*** Opening of Records supplied ***

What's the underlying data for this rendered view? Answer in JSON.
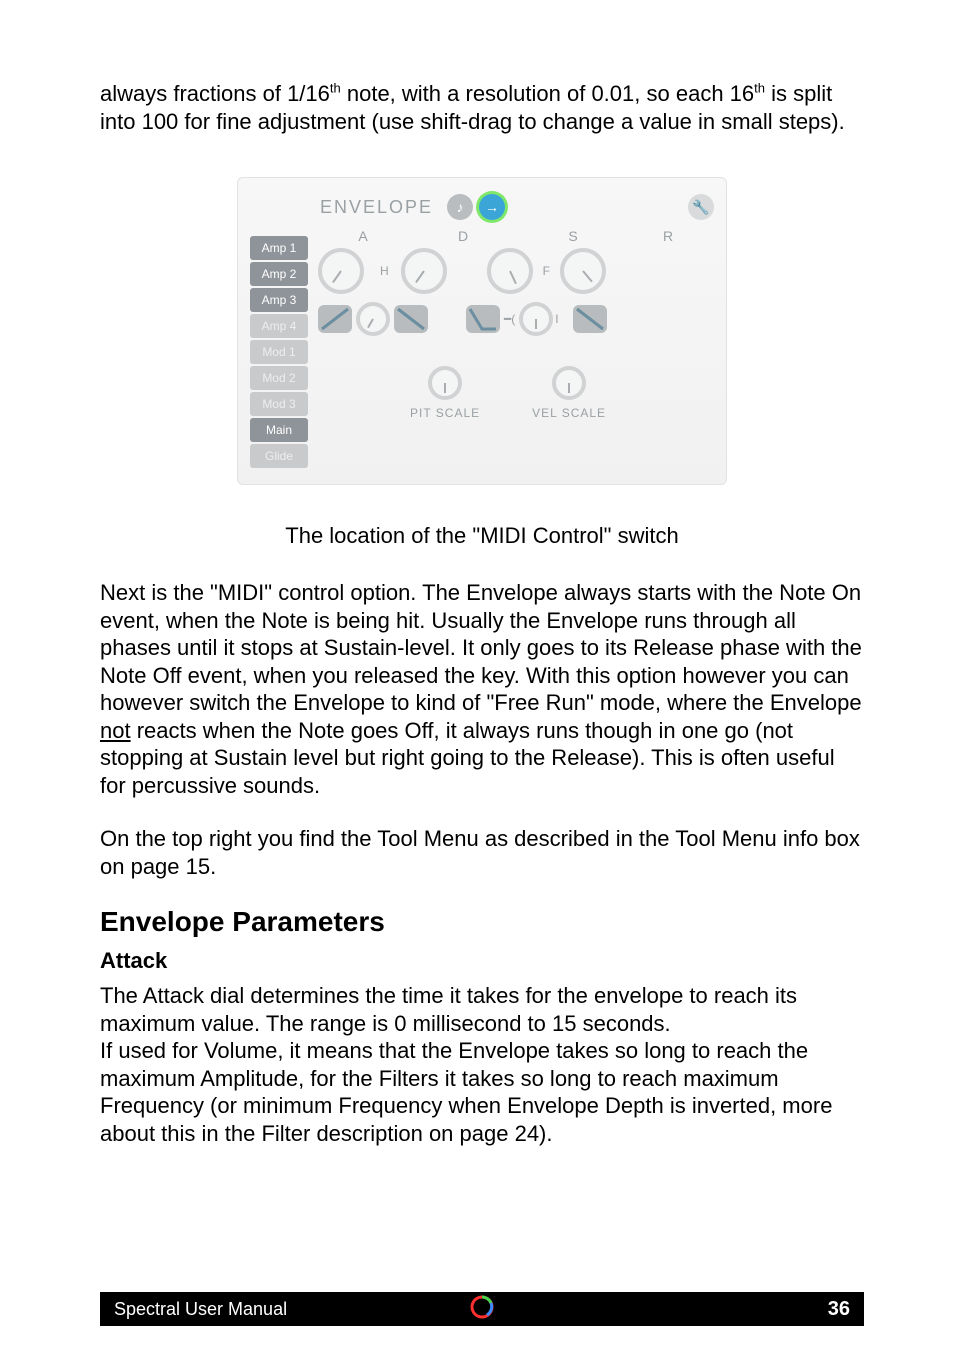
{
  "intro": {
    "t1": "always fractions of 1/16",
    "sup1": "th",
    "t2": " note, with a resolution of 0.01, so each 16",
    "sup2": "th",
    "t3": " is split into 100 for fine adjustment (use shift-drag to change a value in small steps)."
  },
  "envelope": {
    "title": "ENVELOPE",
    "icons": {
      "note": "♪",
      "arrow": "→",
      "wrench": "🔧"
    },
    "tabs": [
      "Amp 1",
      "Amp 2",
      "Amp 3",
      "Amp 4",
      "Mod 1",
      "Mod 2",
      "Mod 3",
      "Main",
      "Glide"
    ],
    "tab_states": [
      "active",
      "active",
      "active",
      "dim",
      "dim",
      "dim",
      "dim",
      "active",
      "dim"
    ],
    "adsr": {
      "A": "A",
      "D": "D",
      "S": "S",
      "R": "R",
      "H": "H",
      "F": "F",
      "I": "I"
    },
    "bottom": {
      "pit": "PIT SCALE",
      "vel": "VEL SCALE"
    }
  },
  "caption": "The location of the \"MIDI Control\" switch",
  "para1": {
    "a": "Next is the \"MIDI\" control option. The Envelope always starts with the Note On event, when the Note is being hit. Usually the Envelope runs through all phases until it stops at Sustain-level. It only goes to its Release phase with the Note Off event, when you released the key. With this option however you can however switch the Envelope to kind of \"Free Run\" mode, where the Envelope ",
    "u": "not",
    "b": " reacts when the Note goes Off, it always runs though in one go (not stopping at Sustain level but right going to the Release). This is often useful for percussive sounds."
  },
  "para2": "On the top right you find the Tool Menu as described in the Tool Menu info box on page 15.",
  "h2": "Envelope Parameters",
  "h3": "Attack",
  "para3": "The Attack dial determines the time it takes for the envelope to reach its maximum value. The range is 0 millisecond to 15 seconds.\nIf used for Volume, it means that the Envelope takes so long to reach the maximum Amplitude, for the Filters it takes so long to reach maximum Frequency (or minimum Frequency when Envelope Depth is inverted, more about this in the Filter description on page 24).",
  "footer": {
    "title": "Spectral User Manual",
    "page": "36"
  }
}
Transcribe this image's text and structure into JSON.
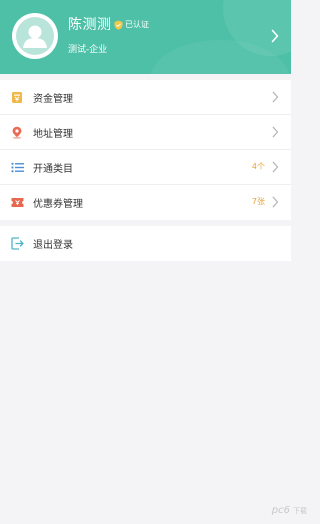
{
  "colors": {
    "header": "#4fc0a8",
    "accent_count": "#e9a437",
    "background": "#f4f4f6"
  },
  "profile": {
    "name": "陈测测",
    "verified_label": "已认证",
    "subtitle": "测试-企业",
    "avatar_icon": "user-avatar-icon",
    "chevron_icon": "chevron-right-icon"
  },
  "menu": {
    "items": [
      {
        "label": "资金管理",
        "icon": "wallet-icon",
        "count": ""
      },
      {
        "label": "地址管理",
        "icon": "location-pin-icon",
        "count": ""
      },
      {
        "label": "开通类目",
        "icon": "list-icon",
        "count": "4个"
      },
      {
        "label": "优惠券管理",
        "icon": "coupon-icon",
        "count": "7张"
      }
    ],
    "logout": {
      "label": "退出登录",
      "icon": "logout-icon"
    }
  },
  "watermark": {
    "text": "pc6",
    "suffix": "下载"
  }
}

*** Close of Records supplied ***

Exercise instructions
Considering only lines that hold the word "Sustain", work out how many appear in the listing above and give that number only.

Exercise output
2